START Exercise data

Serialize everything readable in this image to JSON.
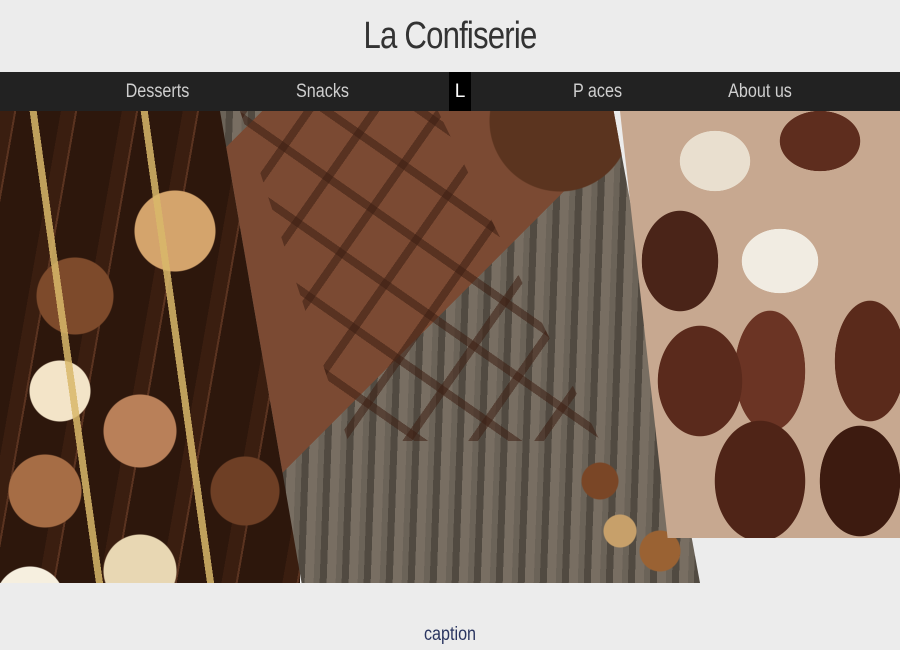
{
  "site": {
    "title": "La Confiserie"
  },
  "nav": {
    "items": [
      {
        "label": "Desserts"
      },
      {
        "label": "Snacks"
      },
      {
        "label": "L"
      },
      {
        "label": "P aces"
      },
      {
        "label": "About us"
      }
    ]
  },
  "gallery": {
    "caption": "caption",
    "photos": [
      {
        "subject": "assorted-pralines"
      },
      {
        "subject": "chocolate-bar-hazelnuts-cinnamon"
      },
      {
        "subject": "chocolate-truffles"
      }
    ]
  },
  "colors": {
    "page_background": "#ececec",
    "navbar_background": "#222222",
    "nav_text": "#cfcfcf",
    "title_text": "#333333",
    "caption_text": "#2a3560"
  }
}
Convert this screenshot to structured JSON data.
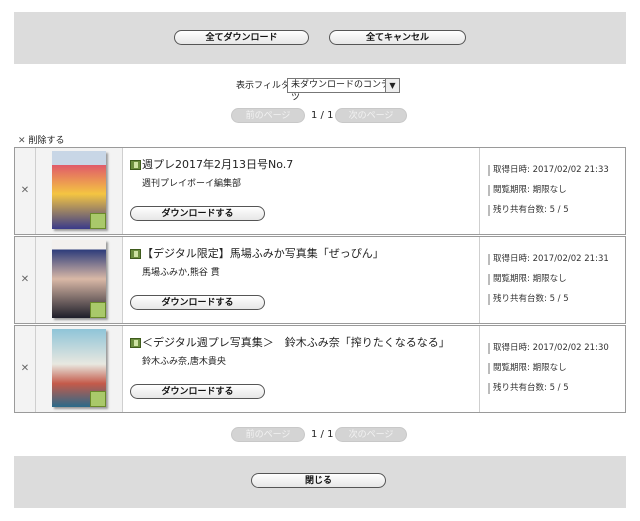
{
  "toolbar": {
    "download_all": "全てダウンロード",
    "cancel_all": "全てキャンセル"
  },
  "filter": {
    "label": "表示フィルタ:",
    "selected": "未ダウンロードのコンテンツ",
    "arrow": "▼"
  },
  "pager": {
    "prev": "前のページ",
    "next": "次のページ",
    "current": "1 / 1"
  },
  "delete_all": {
    "icon": "✕",
    "label": "削除する"
  },
  "items": [
    {
      "delete_icon": "✕",
      "title": "週プレ2017年2月13日号No.7",
      "author": "週刊プレイボーイ編集部",
      "download_label": "ダウンロードする",
      "acquired": "取得日時: 2017/02/02 21:33",
      "view_limit": "閲覧期限: 期限なし",
      "shared_left": "残り共有台数: 5 / 5",
      "cover_colors": [
        "#c8d6e6",
        "#e05a6a",
        "#f4c542",
        "#3a3a8a"
      ]
    },
    {
      "delete_icon": "✕",
      "title": "【デジタル限定】馬場ふみか写真集「ぜっぴん」",
      "author": "馬場ふみか,熊谷 貫",
      "download_label": "ダウンロードする",
      "acquired": "取得日時: 2017/02/02 21:31",
      "view_limit": "閲覧期限: 期限なし",
      "shared_left": "残り共有台数: 5 / 5",
      "cover_colors": [
        "#f3f0ee",
        "#2b3b7a",
        "#d9b8a6",
        "#1e1e2a"
      ]
    },
    {
      "delete_icon": "✕",
      "title": "＜デジタル週プレ写真集＞　鈴木ふみ奈「搾りたくなるなる」",
      "author": "鈴木ふみ奈,唐木貴央",
      "download_label": "ダウンロードする",
      "acquired": "取得日時: 2017/02/02 21:30",
      "view_limit": "閲覧期限: 期限なし",
      "shared_left": "残り共有台数: 5 / 5",
      "cover_colors": [
        "#8fc4d8",
        "#e8e8e0",
        "#c45a4a",
        "#2a6a8a"
      ]
    }
  ],
  "footer": {
    "close": "閉じる"
  }
}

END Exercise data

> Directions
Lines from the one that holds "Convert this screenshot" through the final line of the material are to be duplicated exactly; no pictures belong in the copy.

> Solution for this problem
Convert this screenshot to structured JSON data.
{
  "toolbar": {
    "download_all": "全てダウンロード",
    "cancel_all": "全てキャンセル"
  },
  "filter": {
    "label": "表示フィルタ:",
    "selected": "未ダウンロードのコンテンツ",
    "arrow": "▼"
  },
  "pager": {
    "prev": "前のページ",
    "next": "次のページ",
    "current": "1 / 1"
  },
  "delete_all": {
    "icon": "✕",
    "label": "削除する"
  },
  "items": [
    {
      "delete_icon": "✕",
      "title": "週プレ2017年2月13日号No.7",
      "author": "週刊プレイボーイ編集部",
      "download_label": "ダウンロードする",
      "acquired": "取得日時: 2017/02/02 21:33",
      "view_limit": "閲覧期限: 期限なし",
      "shared_left": "残り共有台数: 5 / 5",
      "cover_colors": [
        "#c8d6e6",
        "#e05a6a",
        "#f4c542",
        "#3a3a8a"
      ]
    },
    {
      "delete_icon": "✕",
      "title": "【デジタル限定】馬場ふみか写真集「ぜっぴん」",
      "author": "馬場ふみか,熊谷 貫",
      "download_label": "ダウンロードする",
      "acquired": "取得日時: 2017/02/02 21:31",
      "view_limit": "閲覧期限: 期限なし",
      "shared_left": "残り共有台数: 5 / 5",
      "cover_colors": [
        "#f3f0ee",
        "#2b3b7a",
        "#d9b8a6",
        "#1e1e2a"
      ]
    },
    {
      "delete_icon": "✕",
      "title": "＜デジタル週プレ写真集＞　鈴木ふみ奈「搾りたくなるなる」",
      "author": "鈴木ふみ奈,唐木貴央",
      "download_label": "ダウンロードする",
      "acquired": "取得日時: 2017/02/02 21:30",
      "view_limit": "閲覧期限: 期限なし",
      "shared_left": "残り共有台数: 5 / 5",
      "cover_colors": [
        "#8fc4d8",
        "#e8e8e0",
        "#c45a4a",
        "#2a6a8a"
      ]
    }
  ],
  "footer": {
    "close": "閉じる"
  }
}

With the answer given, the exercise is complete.